(DATASET EXTRACT)
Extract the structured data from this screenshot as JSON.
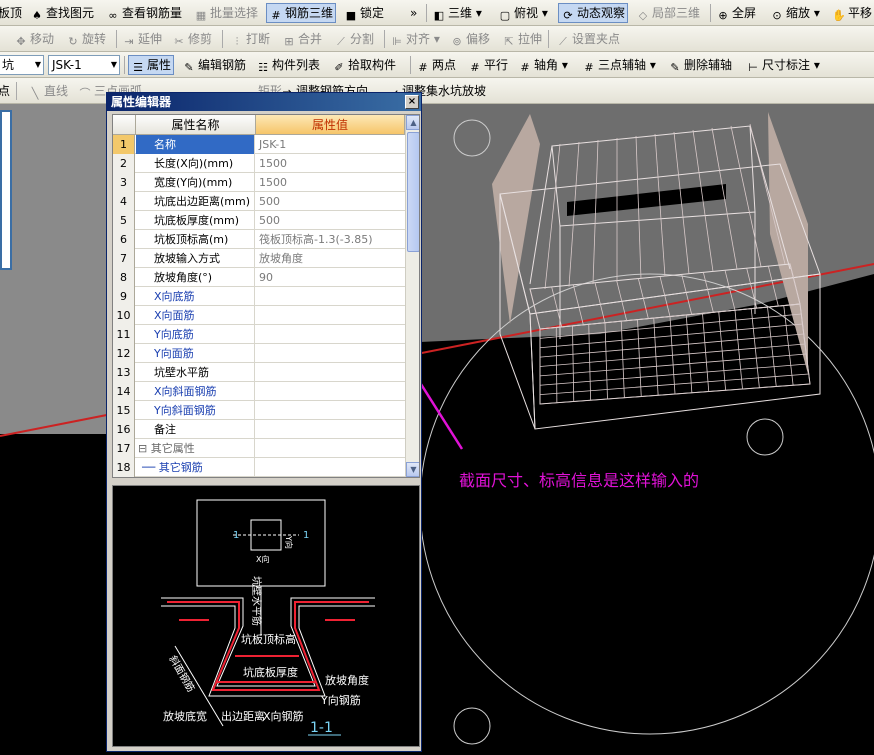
{
  "toolbar1": {
    "items": [
      "板顶",
      "查找图元",
      "查看钢筋量",
      "批量选择",
      "钢筋三维",
      "锁定",
      "»",
      "三维",
      "俯视",
      "动态观察",
      "局部三维",
      "全屏",
      "缩放",
      "平移"
    ]
  },
  "toolbar2": {
    "items": [
      "移动",
      "旋转",
      "延伸",
      "修剪",
      "打断",
      "合并",
      "分割",
      "对齐",
      "偏移",
      "拉伸",
      "设置夹点"
    ]
  },
  "toolbar3": {
    "component_type": "坑",
    "component_name": "JSK-1",
    "items": [
      "属性",
      "编辑钢筋",
      "构件列表",
      "拾取构件",
      "两点",
      "平行",
      "轴角",
      "三点辅轴",
      "删除辅轴",
      "尺寸标注"
    ]
  },
  "toolbar4": {
    "items": [
      "点",
      "直线",
      "三点画弧",
      "矩形",
      "调整钢筋方向",
      "调整集水坑放坡"
    ]
  },
  "dialog": {
    "title": "属性编辑器",
    "close": "×",
    "col_name": "属性名称",
    "col_value": "属性值",
    "rows": [
      {
        "n": "1",
        "name": "名称",
        "value": "JSK-1"
      },
      {
        "n": "2",
        "name": "长度(X向)(mm)",
        "value": "1500"
      },
      {
        "n": "3",
        "name": "宽度(Y向)(mm)",
        "value": "1500"
      },
      {
        "n": "4",
        "name": "坑底出边距离(mm)",
        "value": "500"
      },
      {
        "n": "5",
        "name": "坑底板厚度(mm)",
        "value": "500"
      },
      {
        "n": "6",
        "name": "坑板顶标高(m)",
        "value": "筏板顶标高-1.3(-3.85)"
      },
      {
        "n": "7",
        "name": "放坡输入方式",
        "value": "放坡角度"
      },
      {
        "n": "8",
        "name": "放坡角度(°)",
        "value": "90"
      },
      {
        "n": "9",
        "name": "X向底筋",
        "value": ""
      },
      {
        "n": "10",
        "name": "X向面筋",
        "value": ""
      },
      {
        "n": "11",
        "name": "Y向底筋",
        "value": ""
      },
      {
        "n": "12",
        "name": "Y向面筋",
        "value": ""
      },
      {
        "n": "13",
        "name": "坑壁水平筋",
        "value": ""
      },
      {
        "n": "14",
        "name": "X向斜面钢筋",
        "value": ""
      },
      {
        "n": "15",
        "name": "Y向斜面钢筋",
        "value": ""
      },
      {
        "n": "16",
        "name": "备注",
        "value": ""
      },
      {
        "n": "17",
        "name": "其它属性",
        "value": ""
      },
      {
        "n": "18",
        "name": "其它钢筋",
        "value": ""
      }
    ]
  },
  "preview": {
    "section_mark": "1",
    "x_dir": "X向",
    "y_dir": "Y向",
    "wall_bar": "坑壁水平筋",
    "top_elev": "坑板顶标高",
    "bottom_thick": "坑底板厚度",
    "slope_angle": "放坡角度",
    "slope_bar": "斜面钢筋",
    "y_bar": "Y向钢筋",
    "x_bar": "X向钢筋",
    "slope_bottom": "放坡底宽",
    "out_dist": "出边距离",
    "section_title": "1-1"
  },
  "annotation": {
    "text": "截面尺寸、标高信息是这样输入的",
    "color": "#e012d6"
  }
}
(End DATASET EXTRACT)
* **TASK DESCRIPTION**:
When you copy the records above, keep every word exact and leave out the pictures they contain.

* **ANSWER FOR THE TASK**:
Extract the structured data from this screenshot as JSON.
{
  "toolbar1": {
    "items": [
      "板顶",
      "查找图元",
      "查看钢筋量",
      "批量选择",
      "钢筋三维",
      "锁定",
      "»",
      "三维",
      "俯视",
      "动态观察",
      "局部三维",
      "全屏",
      "缩放",
      "平移"
    ]
  },
  "toolbar2": {
    "items": [
      "移动",
      "旋转",
      "延伸",
      "修剪",
      "打断",
      "合并",
      "分割",
      "对齐",
      "偏移",
      "拉伸",
      "设置夹点"
    ]
  },
  "toolbar3": {
    "component_type": "坑",
    "component_name": "JSK-1",
    "items": [
      "属性",
      "编辑钢筋",
      "构件列表",
      "拾取构件",
      "两点",
      "平行",
      "轴角",
      "三点辅轴",
      "删除辅轴",
      "尺寸标注"
    ]
  },
  "toolbar4": {
    "items": [
      "点",
      "直线",
      "三点画弧",
      "矩形",
      "调整钢筋方向",
      "调整集水坑放坡"
    ]
  },
  "dialog": {
    "title": "属性编辑器",
    "close": "×",
    "col_name": "属性名称",
    "col_value": "属性值",
    "rows": [
      {
        "n": "1",
        "name": "名称",
        "value": "JSK-1"
      },
      {
        "n": "2",
        "name": "长度(X向)(mm)",
        "value": "1500"
      },
      {
        "n": "3",
        "name": "宽度(Y向)(mm)",
        "value": "1500"
      },
      {
        "n": "4",
        "name": "坑底出边距离(mm)",
        "value": "500"
      },
      {
        "n": "5",
        "name": "坑底板厚度(mm)",
        "value": "500"
      },
      {
        "n": "6",
        "name": "坑板顶标高(m)",
        "value": "筏板顶标高-1.3(-3.85)"
      },
      {
        "n": "7",
        "name": "放坡输入方式",
        "value": "放坡角度"
      },
      {
        "n": "8",
        "name": "放坡角度(°)",
        "value": "90"
      },
      {
        "n": "9",
        "name": "X向底筋",
        "value": ""
      },
      {
        "n": "10",
        "name": "X向面筋",
        "value": ""
      },
      {
        "n": "11",
        "name": "Y向底筋",
        "value": ""
      },
      {
        "n": "12",
        "name": "Y向面筋",
        "value": ""
      },
      {
        "n": "13",
        "name": "坑壁水平筋",
        "value": ""
      },
      {
        "n": "14",
        "name": "X向斜面钢筋",
        "value": ""
      },
      {
        "n": "15",
        "name": "Y向斜面钢筋",
        "value": ""
      },
      {
        "n": "16",
        "name": "备注",
        "value": ""
      },
      {
        "n": "17",
        "name": "其它属性",
        "value": ""
      },
      {
        "n": "18",
        "name": "其它钢筋",
        "value": ""
      }
    ]
  },
  "preview": {
    "section_mark": "1",
    "x_dir": "X向",
    "y_dir": "Y向",
    "wall_bar": "坑壁水平筋",
    "top_elev": "坑板顶标高",
    "bottom_thick": "坑底板厚度",
    "slope_angle": "放坡角度",
    "slope_bar": "斜面钢筋",
    "y_bar": "Y向钢筋",
    "x_bar": "X向钢筋",
    "slope_bottom": "放坡底宽",
    "out_dist": "出边距离",
    "section_title": "1-1"
  },
  "annotation": {
    "text": "截面尺寸、标高信息是这样输入的",
    "color": "#e012d6"
  }
}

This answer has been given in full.